MINNEAPOLIS (WCCO) — Eliza Wesley loves serving others.
“It feels good in my soul…that we have been able to give to families,” she said.READ MORE: New Trial Not Merited For Derek Chauvin, Prosecutors Argue
Wesley is the gatekeeper at George Floyd Square. She has been at 38th and Chicago every day since George Floyd was murdered more than a year ago.
“A gatekeeper is a watchman, a watchman observes things, makes sure things are alright, things are taken care of,” she said. “That’s my goal.”
Wesley’s goal also includes making sure that the items on the shelves of Organic Oneness Food Pantry reach the hands of nearby families.
“When someone needs something, I always want to be able to be there to give it to them, to help them out,” she said.
The Organic Oneness Food Pantry launched in Minneapolis following the unrest in the wake of Floyd’s death.
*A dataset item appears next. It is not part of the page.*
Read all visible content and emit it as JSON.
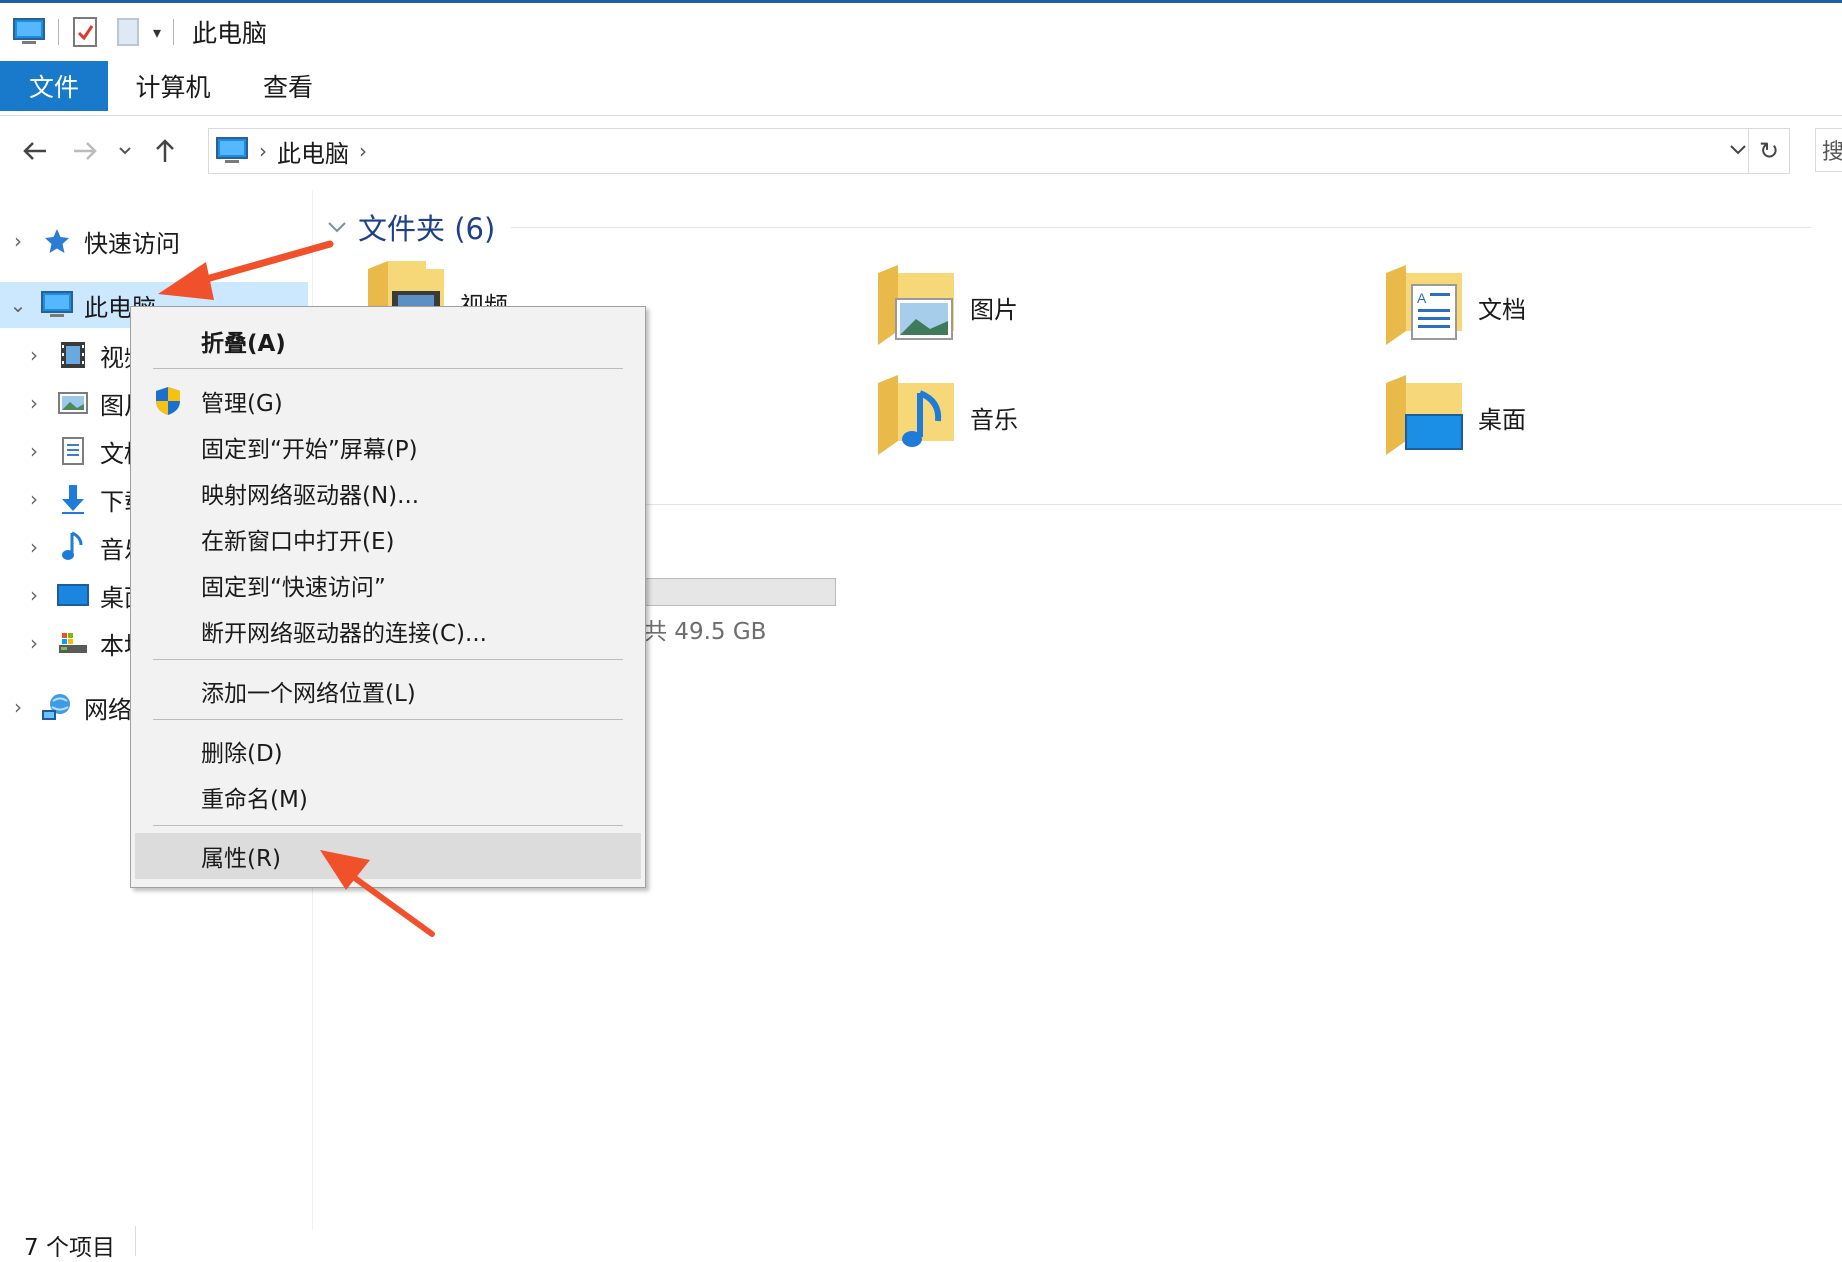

Many neighborhood stores were damaged amid the nights of destruction, putting stress on the community.READ MORE: 'Police Misconduct Is Costly': An Examination Of Settlements In Minneapolis
At 38th and Chicago, the lawn of the Baha’i Center transformed into a distribution site, serving families living within two to three blocks.
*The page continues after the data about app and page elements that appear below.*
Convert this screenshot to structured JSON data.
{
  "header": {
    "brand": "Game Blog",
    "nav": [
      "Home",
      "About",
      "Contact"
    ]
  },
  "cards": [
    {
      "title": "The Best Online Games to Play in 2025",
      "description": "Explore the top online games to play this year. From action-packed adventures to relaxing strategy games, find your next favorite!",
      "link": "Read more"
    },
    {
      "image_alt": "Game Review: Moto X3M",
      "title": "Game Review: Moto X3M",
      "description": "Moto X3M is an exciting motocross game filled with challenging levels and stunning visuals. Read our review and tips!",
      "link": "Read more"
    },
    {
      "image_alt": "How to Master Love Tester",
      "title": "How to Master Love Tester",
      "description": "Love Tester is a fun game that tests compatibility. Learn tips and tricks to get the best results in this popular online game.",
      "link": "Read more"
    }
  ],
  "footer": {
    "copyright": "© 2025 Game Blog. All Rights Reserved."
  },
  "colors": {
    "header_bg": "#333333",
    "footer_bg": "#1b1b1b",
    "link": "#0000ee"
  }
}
“Everything was on the lawn,” Wesley said. “I mean… diapers, pampers, baby wipes, milk, food.”
The sustainable pantry relocated to the Baha’i Center’s basement, and it continues to serve dozens of families each week, offering food, baby supplies, and hygiene products.
“This is a village and this is a community. Everybody plays a part,” Wesley said. “I’m only one person who is playing a part.”
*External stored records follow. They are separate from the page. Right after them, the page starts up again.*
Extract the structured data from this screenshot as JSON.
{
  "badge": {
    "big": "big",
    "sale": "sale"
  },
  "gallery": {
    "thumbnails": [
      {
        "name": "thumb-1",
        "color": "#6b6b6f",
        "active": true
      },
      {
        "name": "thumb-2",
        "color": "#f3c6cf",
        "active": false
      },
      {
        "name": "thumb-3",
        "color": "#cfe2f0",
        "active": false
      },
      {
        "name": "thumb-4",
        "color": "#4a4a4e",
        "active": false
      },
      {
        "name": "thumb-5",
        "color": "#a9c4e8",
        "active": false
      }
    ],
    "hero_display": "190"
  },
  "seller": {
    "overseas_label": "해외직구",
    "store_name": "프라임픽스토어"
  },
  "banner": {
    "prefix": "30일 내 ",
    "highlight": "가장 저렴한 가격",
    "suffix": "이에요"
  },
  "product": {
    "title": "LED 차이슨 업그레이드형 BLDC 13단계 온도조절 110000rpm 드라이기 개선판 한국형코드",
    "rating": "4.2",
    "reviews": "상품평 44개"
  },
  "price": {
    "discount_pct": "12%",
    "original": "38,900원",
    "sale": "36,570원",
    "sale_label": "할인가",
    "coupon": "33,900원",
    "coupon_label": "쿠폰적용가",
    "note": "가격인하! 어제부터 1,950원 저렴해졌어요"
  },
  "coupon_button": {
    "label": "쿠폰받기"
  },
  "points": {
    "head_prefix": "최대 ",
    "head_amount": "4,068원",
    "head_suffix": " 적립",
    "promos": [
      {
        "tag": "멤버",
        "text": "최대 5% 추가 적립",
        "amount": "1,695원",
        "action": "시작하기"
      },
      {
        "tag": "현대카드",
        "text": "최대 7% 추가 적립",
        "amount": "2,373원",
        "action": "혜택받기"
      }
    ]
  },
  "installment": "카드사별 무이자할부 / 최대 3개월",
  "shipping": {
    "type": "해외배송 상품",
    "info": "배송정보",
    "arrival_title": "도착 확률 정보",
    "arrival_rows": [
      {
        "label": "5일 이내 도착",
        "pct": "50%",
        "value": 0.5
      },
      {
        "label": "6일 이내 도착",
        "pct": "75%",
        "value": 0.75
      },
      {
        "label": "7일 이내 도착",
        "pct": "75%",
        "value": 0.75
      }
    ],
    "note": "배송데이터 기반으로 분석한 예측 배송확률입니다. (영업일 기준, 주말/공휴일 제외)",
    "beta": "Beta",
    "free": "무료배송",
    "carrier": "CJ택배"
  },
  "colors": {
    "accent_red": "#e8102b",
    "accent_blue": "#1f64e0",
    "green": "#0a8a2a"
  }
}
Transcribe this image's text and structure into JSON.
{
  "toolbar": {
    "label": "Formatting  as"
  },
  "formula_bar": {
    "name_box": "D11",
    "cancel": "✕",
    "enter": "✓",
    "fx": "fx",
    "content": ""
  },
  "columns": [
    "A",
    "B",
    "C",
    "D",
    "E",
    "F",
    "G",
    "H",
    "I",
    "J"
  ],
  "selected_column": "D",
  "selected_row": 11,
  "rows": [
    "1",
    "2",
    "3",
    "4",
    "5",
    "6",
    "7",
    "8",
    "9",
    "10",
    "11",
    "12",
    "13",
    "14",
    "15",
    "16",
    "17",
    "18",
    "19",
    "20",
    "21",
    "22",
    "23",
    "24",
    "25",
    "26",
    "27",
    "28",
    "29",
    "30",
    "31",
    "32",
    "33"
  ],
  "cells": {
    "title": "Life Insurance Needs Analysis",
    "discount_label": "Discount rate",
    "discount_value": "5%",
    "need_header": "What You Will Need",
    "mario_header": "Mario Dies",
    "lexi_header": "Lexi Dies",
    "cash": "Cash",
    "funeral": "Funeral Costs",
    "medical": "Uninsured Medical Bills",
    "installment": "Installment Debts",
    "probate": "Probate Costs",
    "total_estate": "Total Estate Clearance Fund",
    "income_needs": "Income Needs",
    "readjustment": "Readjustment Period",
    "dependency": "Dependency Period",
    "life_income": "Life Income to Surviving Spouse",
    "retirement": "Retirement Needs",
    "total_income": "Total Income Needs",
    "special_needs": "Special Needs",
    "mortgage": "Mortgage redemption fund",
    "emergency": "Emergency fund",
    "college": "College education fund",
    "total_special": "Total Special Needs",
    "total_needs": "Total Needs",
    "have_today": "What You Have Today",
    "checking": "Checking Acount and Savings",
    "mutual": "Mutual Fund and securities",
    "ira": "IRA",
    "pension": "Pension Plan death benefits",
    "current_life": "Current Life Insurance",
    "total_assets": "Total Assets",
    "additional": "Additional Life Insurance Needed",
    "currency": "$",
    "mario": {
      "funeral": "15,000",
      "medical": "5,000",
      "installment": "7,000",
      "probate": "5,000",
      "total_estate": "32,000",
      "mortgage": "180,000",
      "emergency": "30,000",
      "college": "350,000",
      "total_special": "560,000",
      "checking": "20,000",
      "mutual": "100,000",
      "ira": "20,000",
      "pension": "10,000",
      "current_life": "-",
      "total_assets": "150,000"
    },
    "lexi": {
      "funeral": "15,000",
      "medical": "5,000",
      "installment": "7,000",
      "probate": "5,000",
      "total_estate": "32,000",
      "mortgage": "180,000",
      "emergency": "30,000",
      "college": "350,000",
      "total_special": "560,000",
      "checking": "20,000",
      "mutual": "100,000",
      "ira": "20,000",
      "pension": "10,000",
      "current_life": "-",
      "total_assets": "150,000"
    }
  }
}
Wesley believes that her purpose in life is to serve. She also wants the community to know she’s not going anywhere.MORE NEWS: Darnella Frazier, Teen Who Filmed George Floyd’s Murder, Awarded Special Citation From Pulitzer Prizes
The Organic Oneness Food Pantry is a nonprofit organization focused on building health and wellness as well as fostering racial understanding. For more information on the pantry, including how to donate, click here.